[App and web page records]
# # # # # # #

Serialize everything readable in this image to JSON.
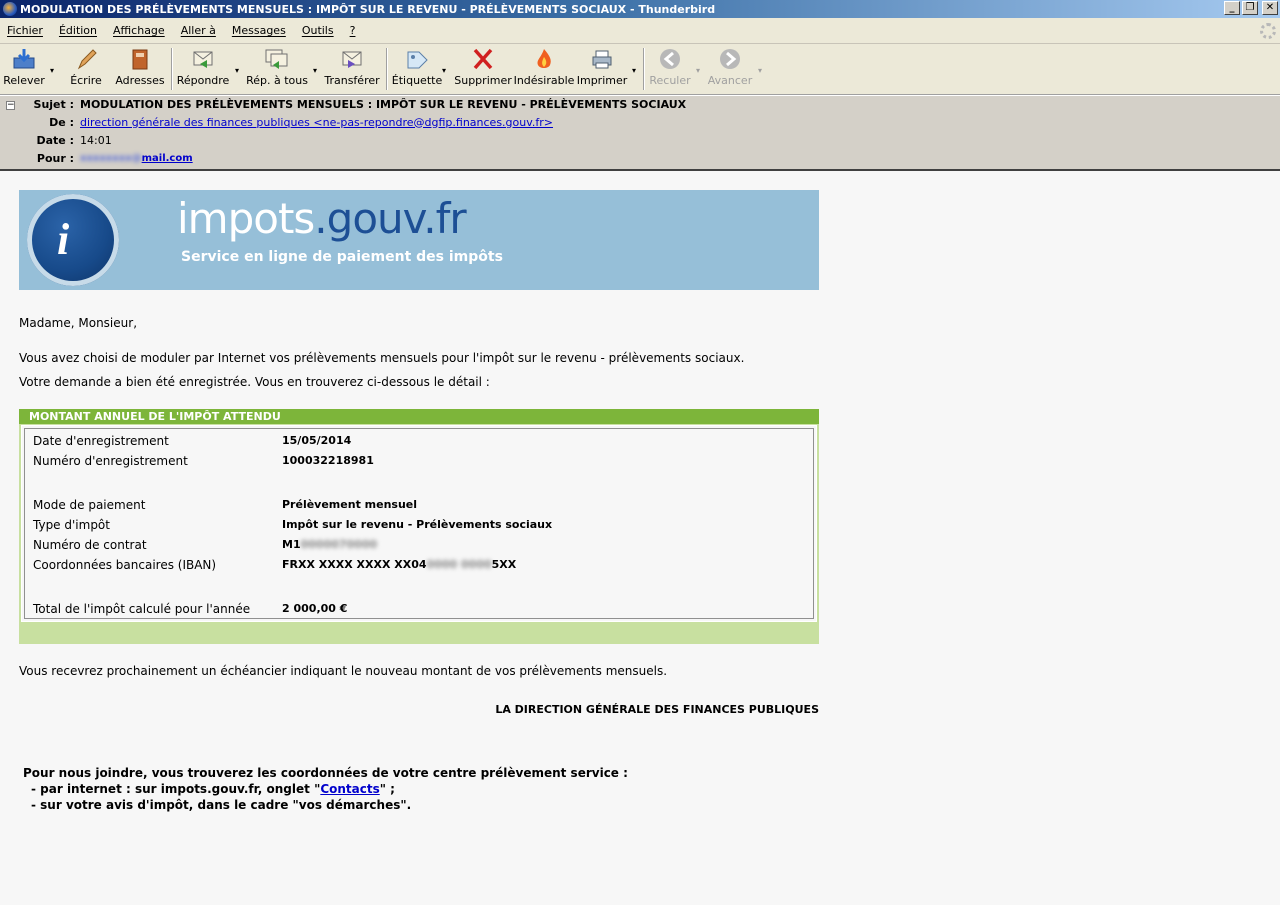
{
  "window": {
    "title": "MODULATION DES PRÉLÈVEMENTS MENSUELS : IMPÔT SUR LE REVENU - PRÉLÈVEMENTS SOCIAUX - Thunderbird",
    "minimize": "_",
    "restore": "❐",
    "close": "✕"
  },
  "menu": [
    "Fichier",
    "Édition",
    "Affichage",
    "Aller à",
    "Messages",
    "Outils",
    "?"
  ],
  "toolbar": {
    "get_mail": "Relever",
    "write": "Écrire",
    "addresses": "Adresses",
    "reply": "Répondre",
    "reply_all": "Rép. à tous",
    "forward": "Transférer",
    "tag": "Étiquette",
    "delete": "Supprimer",
    "junk": "Indésirable",
    "print": "Imprimer",
    "back": "Reculer",
    "forward_nav": "Avancer",
    "dropdown_arrow": "▾"
  },
  "header": {
    "subject_label": "Sujet :",
    "subject": "MODULATION DES PRÉLÈVEMENTS MENSUELS : IMPÔT SUR LE REVENU - PRÉLÈVEMENTS SOCIAUX",
    "from_label": "De :",
    "from": "direction générale des finances publiques <ne-pas-repondre@dgfip.finances.gouv.fr>",
    "date_label": "Date :",
    "date": "14:01",
    "to_label": "Pour :",
    "to_visible": "mail.com",
    "collapse": "−"
  },
  "banner": {
    "brand_part1": "impots",
    "brand_dot": ".",
    "brand_part2": "gouv.fr",
    "logo_letter": "i",
    "tagline": "Service en ligne de paiement des impôts"
  },
  "body": {
    "greeting": "Madame, Monsieur,",
    "line1": "Vous avez choisi de moduler par Internet vos prélèvements mensuels pour l'impôt sur le revenu - prélèvements sociaux.",
    "line2": "Votre demande a bien été enregistrée. Vous en trouverez ci-dessous le détail :",
    "box_title": "MONTANT ANNUEL DE L'IMPÔT ATTENDU",
    "rows": [
      {
        "label": "Date d'enregistrement",
        "value": "15/05/2014"
      },
      {
        "label": "Numéro d'enregistrement",
        "value": "100032218981"
      },
      {
        "label": "Mode de paiement",
        "value": "Prélèvement mensuel"
      },
      {
        "label": "Type d'impôt",
        "value": "Impôt sur le revenu - Prélèvements sociaux"
      },
      {
        "label": "Numéro de contrat",
        "value": "M1"
      },
      {
        "label": "Coordonnées bancaires (IBAN)",
        "value": "FRXX XXXX XXXX XX04",
        "value_end": "5XX"
      },
      {
        "label": "Total de l'impôt calculé pour l'année",
        "value": "2 000,00 €"
      }
    ],
    "notice": "Vous recevrez prochainement un échéancier indiquant le nouveau montant de vos prélèvements mensuels.",
    "signature": "LA DIRECTION GÉNÉRALE DES FINANCES PUBLIQUES",
    "footer_intro": "Pour nous joindre, vous trouverez les coordonnées de votre centre prélèvement service :",
    "footer_line1_pre": "- par internet : sur impots.gouv.fr, onglet \"",
    "footer_link": "Contacts",
    "footer_line1_post": "\" ;",
    "footer_line2": "- sur votre avis d'impôt, dans le cadre \"vos démarches\"."
  },
  "colors": {
    "banner_bg": "#96bfd8",
    "green_header": "#7db53a",
    "green_box": "#c8e0a0",
    "link": "#0000cc"
  }
}
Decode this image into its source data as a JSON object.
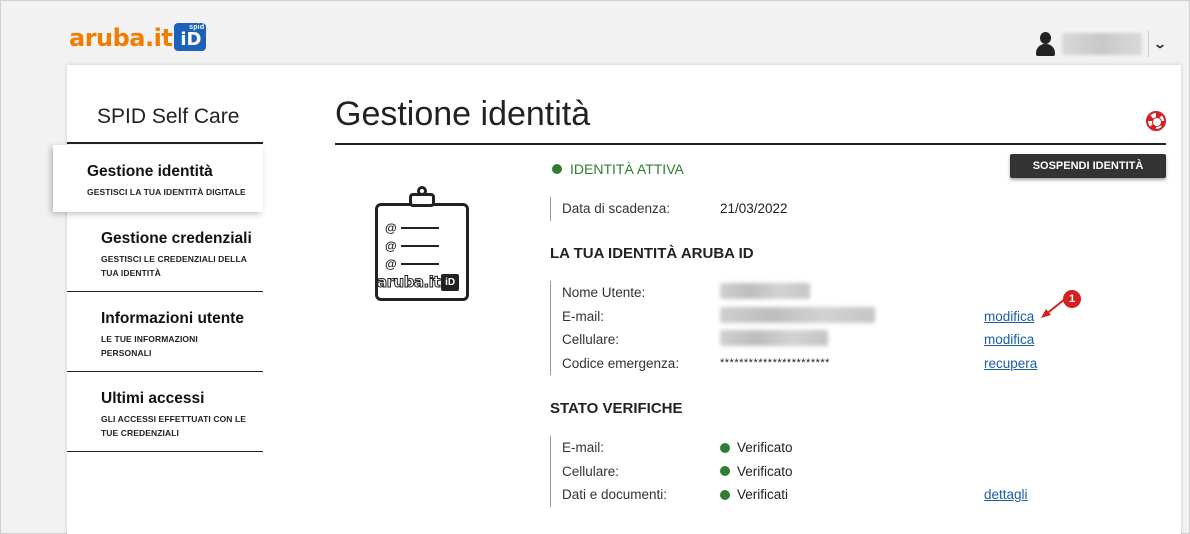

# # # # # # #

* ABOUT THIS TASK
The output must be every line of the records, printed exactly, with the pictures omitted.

* SOLVED PROBLEM
Serialize everything readable in this image to JSON.
{
  "window": {
    "title": "MODULATION DES PRÉLÈVEMENTS MENSUELS : IMPÔT SUR LE REVENU - PRÉLÈVEMENTS SOCIAUX - Thunderbird",
    "minimize": "_",
    "restore": "❐",
    "close": "✕"
  },
  "menu": [
    "Fichier",
    "Édition",
    "Affichage",
    "Aller à",
    "Messages",
    "Outils",
    "?"
  ],
  "toolbar": {
    "get_mail": "Relever",
    "write": "Écrire",
    "addresses": "Adresses",
    "reply": "Répondre",
    "reply_all": "Rép. à tous",
    "forward": "Transférer",
    "tag": "Étiquette",
    "delete": "Supprimer",
    "junk": "Indésirable",
    "print": "Imprimer",
    "back": "Reculer",
    "forward_nav": "Avancer",
    "dropdown_arrow": "▾"
  },
  "header": {
    "subject_label": "Sujet :",
    "subject": "MODULATION DES PRÉLÈVEMENTS MENSUELS : IMPÔT SUR LE REVENU - PRÉLÈVEMENTS SOCIAUX",
    "from_label": "De :",
    "from": "direction générale des finances publiques <ne-pas-repondre@dgfip.finances.gouv.fr>",
    "date_label": "Date :",
    "date": "14:01",
    "to_label": "Pour :",
    "to_visible": "mail.com",
    "collapse": "−"
  },
  "banner": {
    "brand_part1": "impots",
    "brand_dot": ".",
    "brand_part2": "gouv.fr",
    "logo_letter": "i",
    "tagline": "Service en ligne de paiement des impôts"
  },
  "body": {
    "greeting": "Madame, Monsieur,",
    "line1": "Vous avez choisi de moduler par Internet vos prélèvements mensuels pour l'impôt sur le revenu - prélèvements sociaux.",
    "line2": "Votre demande a bien été enregistrée. Vous en trouverez ci-dessous le détail :",
    "box_title": "MONTANT ANNUEL DE L'IMPÔT ATTENDU",
    "rows": [
      {
        "label": "Date d'enregistrement",
        "value": "15/05/2014"
      },
      {
        "label": "Numéro d'enregistrement",
        "value": "100032218981"
      },
      {
        "label": "Mode de paiement",
        "value": "Prélèvement mensuel"
      },
      {
        "label": "Type d'impôt",
        "value": "Impôt sur le revenu - Prélèvements sociaux"
      },
      {
        "label": "Numéro de contrat",
        "value": "M1"
      },
      {
        "label": "Coordonnées bancaires (IBAN)",
        "value": "FRXX XXXX XXXX XX04",
        "value_end": "5XX"
      },
      {
        "label": "Total de l'impôt calculé pour l'année",
        "value": "2 000,00 €"
      }
    ],
    "notice": "Vous recevrez prochainement un échéancier indiquant le nouveau montant de vos prélèvements mensuels.",
    "signature": "LA DIRECTION GÉNÉRALE DES FINANCES PUBLIQUES",
    "footer_intro": "Pour nous joindre, vous trouverez les coordonnées de votre centre prélèvement service :",
    "footer_line1_pre": "- par internet : sur impots.gouv.fr, onglet \"",
    "footer_link": "Contacts",
    "footer_line1_post": "\" ;",
    "footer_line2": "- sur votre avis d'impôt, dans le cadre \"vos démarches\"."
  },
  "colors": {
    "banner_bg": "#96bfd8",
    "green_header": "#7db53a",
    "green_box": "#c8e0a0",
    "link": "#0000cc"
  }
}
Decode this image into its source data as a JSON object.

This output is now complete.